Born 28 May 1871 in New York (Manhattan), New York
Died 5 June 1954 in Beacon, New York
Buried Woodlawn Cemetery, Bronx, New York
Elected 4 April 1914 at age forty-two
Francklyn Paris was born in New York in 1871. He was a member of the Century for forty years. From his childhood he was interested in art, and he became—in his own phrase—an architect-decorator. His productions are to be found in the state capitols of Missouri, Minnesota, and West Virginia, in Chicago, in the Detroit library, in the Supreme Court Building at Washington, D.C., and in New Jersey; but his influence extended all over western Europe and America. He was entirely familiar with London, Rome, and Paris and had studied in those cities and admired them and their people.
He belonged to numerous art societies—some important and some obscure—and took the trouble to contribute ideas to them; he was not only useful but well and favorably known throughout the world of art. In 1922 he founded the American Society of the French Legion of Honor. This came to interest him beyond all his other activities, and in 1946 he became president of it. His devotion to the French was amply reciprocated, and his friendships with important families in France was a source of pleasure and satisfaction to him and to them.

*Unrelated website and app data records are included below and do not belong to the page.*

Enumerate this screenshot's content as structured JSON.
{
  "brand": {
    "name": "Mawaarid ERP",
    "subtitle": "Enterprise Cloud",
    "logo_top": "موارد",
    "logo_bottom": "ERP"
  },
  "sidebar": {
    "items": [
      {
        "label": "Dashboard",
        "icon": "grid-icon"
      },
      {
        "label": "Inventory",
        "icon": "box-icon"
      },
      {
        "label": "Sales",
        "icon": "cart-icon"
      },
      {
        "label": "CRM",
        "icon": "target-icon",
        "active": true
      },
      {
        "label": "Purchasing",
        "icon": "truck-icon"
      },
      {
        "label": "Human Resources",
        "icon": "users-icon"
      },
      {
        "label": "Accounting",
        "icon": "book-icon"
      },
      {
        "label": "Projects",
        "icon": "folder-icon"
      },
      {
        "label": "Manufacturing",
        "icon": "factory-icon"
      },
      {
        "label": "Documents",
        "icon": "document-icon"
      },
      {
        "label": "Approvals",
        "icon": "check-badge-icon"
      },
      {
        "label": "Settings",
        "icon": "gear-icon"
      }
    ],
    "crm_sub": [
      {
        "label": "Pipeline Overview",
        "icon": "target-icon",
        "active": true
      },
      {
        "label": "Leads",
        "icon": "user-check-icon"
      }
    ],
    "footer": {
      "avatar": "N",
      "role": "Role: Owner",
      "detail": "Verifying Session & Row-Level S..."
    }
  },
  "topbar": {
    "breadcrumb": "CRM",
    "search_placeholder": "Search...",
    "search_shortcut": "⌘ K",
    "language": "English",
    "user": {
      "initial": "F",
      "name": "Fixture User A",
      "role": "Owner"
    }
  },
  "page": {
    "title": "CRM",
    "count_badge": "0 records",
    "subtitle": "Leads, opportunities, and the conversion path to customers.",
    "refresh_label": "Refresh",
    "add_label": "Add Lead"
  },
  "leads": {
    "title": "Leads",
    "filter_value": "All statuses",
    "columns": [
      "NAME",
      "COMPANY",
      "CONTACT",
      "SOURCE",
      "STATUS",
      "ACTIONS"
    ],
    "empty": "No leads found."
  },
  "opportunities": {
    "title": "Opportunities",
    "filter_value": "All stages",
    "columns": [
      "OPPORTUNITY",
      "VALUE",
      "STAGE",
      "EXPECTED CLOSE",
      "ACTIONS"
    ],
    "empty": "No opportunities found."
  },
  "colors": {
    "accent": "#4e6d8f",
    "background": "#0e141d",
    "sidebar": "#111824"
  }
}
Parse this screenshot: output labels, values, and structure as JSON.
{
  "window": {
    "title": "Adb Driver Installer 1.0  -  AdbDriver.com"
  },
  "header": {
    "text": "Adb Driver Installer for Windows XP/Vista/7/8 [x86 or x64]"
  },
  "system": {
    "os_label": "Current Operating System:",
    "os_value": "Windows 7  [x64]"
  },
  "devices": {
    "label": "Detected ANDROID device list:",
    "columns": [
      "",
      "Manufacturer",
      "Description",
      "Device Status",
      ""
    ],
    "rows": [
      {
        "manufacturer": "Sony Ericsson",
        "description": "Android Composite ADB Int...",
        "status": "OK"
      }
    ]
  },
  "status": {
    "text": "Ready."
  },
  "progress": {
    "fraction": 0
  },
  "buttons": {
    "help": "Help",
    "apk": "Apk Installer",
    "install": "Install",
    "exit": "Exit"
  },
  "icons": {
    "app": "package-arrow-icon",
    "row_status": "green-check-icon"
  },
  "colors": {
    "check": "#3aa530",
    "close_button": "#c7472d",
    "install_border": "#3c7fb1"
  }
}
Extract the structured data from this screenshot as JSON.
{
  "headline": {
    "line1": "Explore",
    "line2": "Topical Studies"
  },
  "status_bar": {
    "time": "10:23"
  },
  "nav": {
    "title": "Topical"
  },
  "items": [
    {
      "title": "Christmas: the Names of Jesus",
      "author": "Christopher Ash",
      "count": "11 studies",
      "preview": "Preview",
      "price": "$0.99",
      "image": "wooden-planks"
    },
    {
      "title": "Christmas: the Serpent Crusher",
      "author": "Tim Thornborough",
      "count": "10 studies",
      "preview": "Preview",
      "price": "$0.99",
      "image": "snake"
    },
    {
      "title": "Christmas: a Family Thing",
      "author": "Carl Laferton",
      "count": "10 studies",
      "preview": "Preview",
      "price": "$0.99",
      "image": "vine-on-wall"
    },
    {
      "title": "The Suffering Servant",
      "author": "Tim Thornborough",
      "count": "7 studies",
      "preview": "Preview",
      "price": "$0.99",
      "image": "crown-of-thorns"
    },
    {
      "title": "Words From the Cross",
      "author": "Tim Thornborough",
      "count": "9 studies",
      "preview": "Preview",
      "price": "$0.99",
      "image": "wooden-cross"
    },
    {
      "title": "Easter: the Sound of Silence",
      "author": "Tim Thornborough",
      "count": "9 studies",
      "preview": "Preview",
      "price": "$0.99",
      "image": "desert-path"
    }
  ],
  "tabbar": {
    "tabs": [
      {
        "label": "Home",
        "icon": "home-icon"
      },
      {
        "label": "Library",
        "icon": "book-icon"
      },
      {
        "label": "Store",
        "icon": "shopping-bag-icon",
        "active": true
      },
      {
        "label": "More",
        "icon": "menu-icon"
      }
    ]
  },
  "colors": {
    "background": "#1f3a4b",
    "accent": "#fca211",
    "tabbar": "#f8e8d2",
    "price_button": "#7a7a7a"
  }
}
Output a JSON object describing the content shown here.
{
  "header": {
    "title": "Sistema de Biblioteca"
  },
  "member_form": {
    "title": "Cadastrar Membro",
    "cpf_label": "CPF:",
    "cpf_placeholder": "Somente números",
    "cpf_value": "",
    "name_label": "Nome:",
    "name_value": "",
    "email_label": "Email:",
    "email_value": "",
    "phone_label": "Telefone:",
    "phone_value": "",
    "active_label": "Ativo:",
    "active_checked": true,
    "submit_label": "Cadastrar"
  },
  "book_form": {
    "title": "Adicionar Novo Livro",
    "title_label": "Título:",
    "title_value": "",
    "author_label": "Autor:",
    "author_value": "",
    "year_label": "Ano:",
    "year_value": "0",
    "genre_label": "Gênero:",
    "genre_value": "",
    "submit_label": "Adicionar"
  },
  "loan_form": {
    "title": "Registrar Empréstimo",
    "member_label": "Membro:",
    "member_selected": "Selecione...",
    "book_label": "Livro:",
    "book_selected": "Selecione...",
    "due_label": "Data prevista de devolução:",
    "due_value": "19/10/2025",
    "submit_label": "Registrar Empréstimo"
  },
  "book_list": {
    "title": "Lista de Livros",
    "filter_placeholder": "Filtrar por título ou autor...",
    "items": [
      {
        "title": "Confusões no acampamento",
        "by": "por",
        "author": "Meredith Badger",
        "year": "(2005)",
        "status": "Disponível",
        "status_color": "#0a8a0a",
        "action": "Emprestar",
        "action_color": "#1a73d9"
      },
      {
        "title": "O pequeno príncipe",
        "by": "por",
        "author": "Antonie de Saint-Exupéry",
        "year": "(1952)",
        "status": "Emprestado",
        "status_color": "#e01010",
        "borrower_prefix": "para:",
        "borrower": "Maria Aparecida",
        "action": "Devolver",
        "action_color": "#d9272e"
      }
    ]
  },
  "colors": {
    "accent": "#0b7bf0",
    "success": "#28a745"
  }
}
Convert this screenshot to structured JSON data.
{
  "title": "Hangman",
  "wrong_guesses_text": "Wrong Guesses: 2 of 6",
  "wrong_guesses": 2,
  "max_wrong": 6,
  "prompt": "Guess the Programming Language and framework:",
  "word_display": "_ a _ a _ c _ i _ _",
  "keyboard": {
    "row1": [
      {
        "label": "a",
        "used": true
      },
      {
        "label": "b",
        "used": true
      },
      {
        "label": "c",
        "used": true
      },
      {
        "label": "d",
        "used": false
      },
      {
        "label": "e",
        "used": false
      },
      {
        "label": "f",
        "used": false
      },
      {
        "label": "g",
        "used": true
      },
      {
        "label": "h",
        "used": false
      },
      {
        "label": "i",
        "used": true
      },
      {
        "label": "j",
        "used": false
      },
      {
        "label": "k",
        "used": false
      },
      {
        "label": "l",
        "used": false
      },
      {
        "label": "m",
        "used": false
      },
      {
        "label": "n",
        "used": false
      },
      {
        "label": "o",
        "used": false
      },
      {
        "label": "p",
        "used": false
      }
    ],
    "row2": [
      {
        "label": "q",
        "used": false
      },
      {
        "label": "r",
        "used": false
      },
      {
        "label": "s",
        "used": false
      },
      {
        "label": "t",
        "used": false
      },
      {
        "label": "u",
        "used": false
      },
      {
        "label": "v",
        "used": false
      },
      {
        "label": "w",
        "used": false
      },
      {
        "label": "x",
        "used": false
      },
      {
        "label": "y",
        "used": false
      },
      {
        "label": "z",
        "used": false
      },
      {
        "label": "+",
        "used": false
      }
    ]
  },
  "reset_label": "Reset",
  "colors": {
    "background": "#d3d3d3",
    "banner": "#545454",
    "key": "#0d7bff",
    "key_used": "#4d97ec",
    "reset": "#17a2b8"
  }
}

Paris fought in the Spanish War and in the First World War and had a collection of curious yarns of his life as a soldier. He had an attractive way of being detached and objective about himself and his adventures that provoked attention. He was always carefully dressed, temperate in his meats and drinks, and a man of great nobility of spirit. He was loyal to his way of life and untroubled by serious doubts or internal tensions. He lived a long time and traveled much in the realms of gold, and what he saw he understood.
George W. Martin
1955 Century Association Yearbook